A Gynecologist, Dr Isaac Shamaki, has advised women to be psychologically prepared for a condition in their adult life called primenopause.
Perimenopause or menopause is the time when ovaries gradually begin to make less estrogen, which usually starts in a woman in her 40s but can even start in her 30s or earlier.
Shamaki told NAN in Abuja on Sunday that perimenopause means a time characterised by irregular menses, usually more spaced out, beginning from 30 years.
He said that in spite of its inevitability, women would experience changes in their menstrual cycle throughout since their period was directly tied to their hormones.
He explained that “from the late 30s, hormones start to fluctuate, and can lead to scanty, lighter periods.
“When a woman turns 40, her body starts to shake things up, before she reaches menopause, her body goes through perimenopause, a transition time between normal periods and full menopause.
“A skipped period is the first sign of deteriorating egg quality.
“Some months, the eggs just do not reach a point where they release, and so a period gets missed,” he said.
The expert said that women do not go into menopause until they go into a full year without menstruation.
Shamaki said that a woman’s period could come closer together because there was no “normal” period when it comes to her menstrual cycle.

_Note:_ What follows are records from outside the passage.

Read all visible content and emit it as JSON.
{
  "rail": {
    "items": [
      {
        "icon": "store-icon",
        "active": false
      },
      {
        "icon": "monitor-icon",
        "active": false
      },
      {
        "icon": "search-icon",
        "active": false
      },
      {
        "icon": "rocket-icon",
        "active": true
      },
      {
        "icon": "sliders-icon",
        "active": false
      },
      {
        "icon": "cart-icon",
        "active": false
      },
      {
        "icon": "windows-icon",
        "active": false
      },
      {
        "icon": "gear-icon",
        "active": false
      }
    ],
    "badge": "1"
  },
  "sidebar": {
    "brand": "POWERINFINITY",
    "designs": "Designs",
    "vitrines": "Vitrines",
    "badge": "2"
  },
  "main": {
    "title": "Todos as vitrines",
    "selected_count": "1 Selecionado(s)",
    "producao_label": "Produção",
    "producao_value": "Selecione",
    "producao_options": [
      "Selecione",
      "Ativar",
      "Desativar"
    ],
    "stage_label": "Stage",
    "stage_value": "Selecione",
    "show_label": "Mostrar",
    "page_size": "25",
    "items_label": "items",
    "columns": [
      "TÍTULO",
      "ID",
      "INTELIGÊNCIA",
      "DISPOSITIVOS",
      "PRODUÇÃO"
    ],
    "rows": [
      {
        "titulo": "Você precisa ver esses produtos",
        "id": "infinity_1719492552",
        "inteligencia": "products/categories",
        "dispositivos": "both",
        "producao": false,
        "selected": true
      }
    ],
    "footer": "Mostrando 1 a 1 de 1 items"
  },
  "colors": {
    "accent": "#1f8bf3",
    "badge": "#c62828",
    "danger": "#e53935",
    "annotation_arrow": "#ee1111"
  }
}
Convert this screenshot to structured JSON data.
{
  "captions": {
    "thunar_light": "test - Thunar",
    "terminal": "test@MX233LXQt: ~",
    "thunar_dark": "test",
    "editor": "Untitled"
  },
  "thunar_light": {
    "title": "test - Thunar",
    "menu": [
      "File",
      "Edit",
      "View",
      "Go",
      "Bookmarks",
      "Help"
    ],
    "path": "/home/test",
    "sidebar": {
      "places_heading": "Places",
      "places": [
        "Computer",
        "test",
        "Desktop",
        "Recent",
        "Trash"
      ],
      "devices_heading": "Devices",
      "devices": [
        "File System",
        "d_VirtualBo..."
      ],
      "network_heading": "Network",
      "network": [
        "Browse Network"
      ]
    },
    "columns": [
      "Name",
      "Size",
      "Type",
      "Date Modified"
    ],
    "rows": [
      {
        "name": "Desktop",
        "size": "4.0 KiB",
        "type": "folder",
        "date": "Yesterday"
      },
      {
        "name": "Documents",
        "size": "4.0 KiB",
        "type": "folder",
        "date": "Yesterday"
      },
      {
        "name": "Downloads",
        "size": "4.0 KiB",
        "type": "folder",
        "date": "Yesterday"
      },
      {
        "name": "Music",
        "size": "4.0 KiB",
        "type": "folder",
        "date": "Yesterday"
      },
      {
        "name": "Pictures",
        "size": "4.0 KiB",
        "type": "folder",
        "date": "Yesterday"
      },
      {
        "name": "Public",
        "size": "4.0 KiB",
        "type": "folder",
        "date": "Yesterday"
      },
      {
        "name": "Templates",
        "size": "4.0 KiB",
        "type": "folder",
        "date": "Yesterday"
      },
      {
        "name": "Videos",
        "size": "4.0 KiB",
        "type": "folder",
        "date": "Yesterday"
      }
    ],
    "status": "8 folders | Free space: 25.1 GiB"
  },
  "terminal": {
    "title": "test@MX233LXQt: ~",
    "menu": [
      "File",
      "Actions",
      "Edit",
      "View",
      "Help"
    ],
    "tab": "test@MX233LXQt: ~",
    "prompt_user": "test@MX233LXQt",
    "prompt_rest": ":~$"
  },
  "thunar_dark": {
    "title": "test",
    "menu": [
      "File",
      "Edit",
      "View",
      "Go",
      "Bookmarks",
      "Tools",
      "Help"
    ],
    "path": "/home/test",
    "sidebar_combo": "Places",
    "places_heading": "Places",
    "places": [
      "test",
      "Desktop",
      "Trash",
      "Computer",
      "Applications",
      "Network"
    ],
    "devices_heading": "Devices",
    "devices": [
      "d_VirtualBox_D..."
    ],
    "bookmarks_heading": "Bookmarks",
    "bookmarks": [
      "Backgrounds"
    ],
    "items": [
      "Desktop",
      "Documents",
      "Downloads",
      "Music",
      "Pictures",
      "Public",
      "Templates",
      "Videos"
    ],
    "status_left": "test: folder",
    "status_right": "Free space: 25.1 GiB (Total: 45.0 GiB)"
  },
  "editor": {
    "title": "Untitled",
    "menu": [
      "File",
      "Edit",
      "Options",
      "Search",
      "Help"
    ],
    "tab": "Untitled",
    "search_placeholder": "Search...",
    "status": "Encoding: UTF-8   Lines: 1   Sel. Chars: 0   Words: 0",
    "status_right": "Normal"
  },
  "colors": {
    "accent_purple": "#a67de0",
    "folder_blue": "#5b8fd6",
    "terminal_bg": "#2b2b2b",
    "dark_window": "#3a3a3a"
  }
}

He noted that some women might actually experience more periods in their post 40, adding that “in some cases, estrogen and progesterone surge during the menstrual cycle and periods could come closer together, and the flow might get heavier.

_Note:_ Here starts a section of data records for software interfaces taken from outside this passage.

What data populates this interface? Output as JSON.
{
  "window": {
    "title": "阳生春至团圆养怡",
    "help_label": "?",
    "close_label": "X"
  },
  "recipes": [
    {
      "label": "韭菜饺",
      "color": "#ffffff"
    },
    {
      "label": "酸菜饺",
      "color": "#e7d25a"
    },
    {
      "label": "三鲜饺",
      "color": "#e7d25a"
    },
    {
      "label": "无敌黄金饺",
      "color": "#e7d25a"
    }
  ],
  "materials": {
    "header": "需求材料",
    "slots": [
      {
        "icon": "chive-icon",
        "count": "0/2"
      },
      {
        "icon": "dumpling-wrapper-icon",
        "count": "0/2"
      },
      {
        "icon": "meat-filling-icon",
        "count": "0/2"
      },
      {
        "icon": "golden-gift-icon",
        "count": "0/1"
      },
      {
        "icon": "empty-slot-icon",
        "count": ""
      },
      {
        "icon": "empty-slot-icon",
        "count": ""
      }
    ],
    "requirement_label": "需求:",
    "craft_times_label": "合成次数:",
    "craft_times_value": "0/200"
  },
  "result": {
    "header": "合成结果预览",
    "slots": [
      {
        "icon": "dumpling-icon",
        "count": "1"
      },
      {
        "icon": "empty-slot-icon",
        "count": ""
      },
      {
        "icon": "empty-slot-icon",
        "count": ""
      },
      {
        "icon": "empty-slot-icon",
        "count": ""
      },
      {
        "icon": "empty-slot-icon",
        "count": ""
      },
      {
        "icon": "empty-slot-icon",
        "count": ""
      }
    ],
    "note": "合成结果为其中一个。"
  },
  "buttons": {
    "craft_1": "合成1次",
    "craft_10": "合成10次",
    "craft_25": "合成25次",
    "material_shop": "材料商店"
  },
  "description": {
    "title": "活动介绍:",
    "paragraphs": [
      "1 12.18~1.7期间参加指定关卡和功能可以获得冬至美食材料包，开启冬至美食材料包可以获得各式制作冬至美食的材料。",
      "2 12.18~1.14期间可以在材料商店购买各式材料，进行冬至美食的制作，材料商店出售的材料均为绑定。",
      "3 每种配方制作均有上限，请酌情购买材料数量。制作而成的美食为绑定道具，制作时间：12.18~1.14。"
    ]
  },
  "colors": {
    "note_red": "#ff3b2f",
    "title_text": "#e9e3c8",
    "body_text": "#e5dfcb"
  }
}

According to him, the period will be late in some months, while in some months, it skips.
“As hormones fluctuate more dramatically, women who have mood symptoms with their periods tend to see more fluctuations in those moods. Some women get very depressed as the hormonal fluctuations become more significant.

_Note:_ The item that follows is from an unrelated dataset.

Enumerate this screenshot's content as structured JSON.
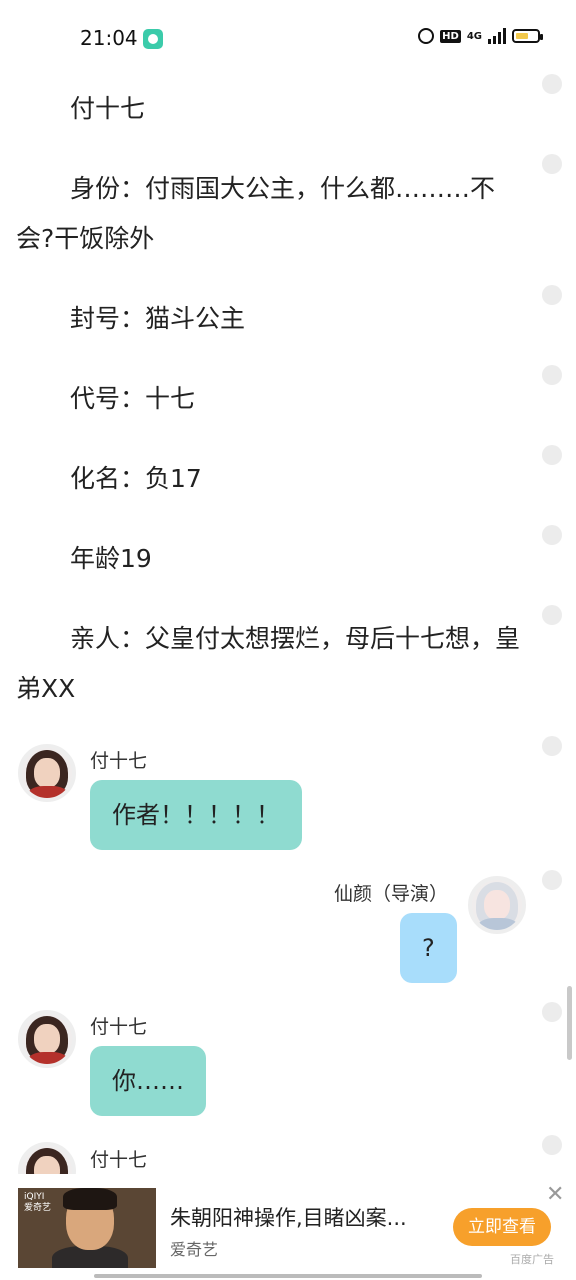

“If you find yourself becoming significantly depressed, do not’t be afraid to reach out to your doctor.
“Anti-depressants are very helpful in this kind of depression, and if left untreated, it can become very severe during the menopausal transition,” he advised.
Shamaki noted that even though periods might come less frequently or might be lighter than before, they would still experience those gut-churning cramps and they might actually be worse.
He said that cramps could get worse in the beginning of perimenopause due to the closer and stronger surges of estrogen and progesterone.
“The good news, however, is that as you get close to menopause, menstrual flow becomes less often and is lighter hence, less cramps.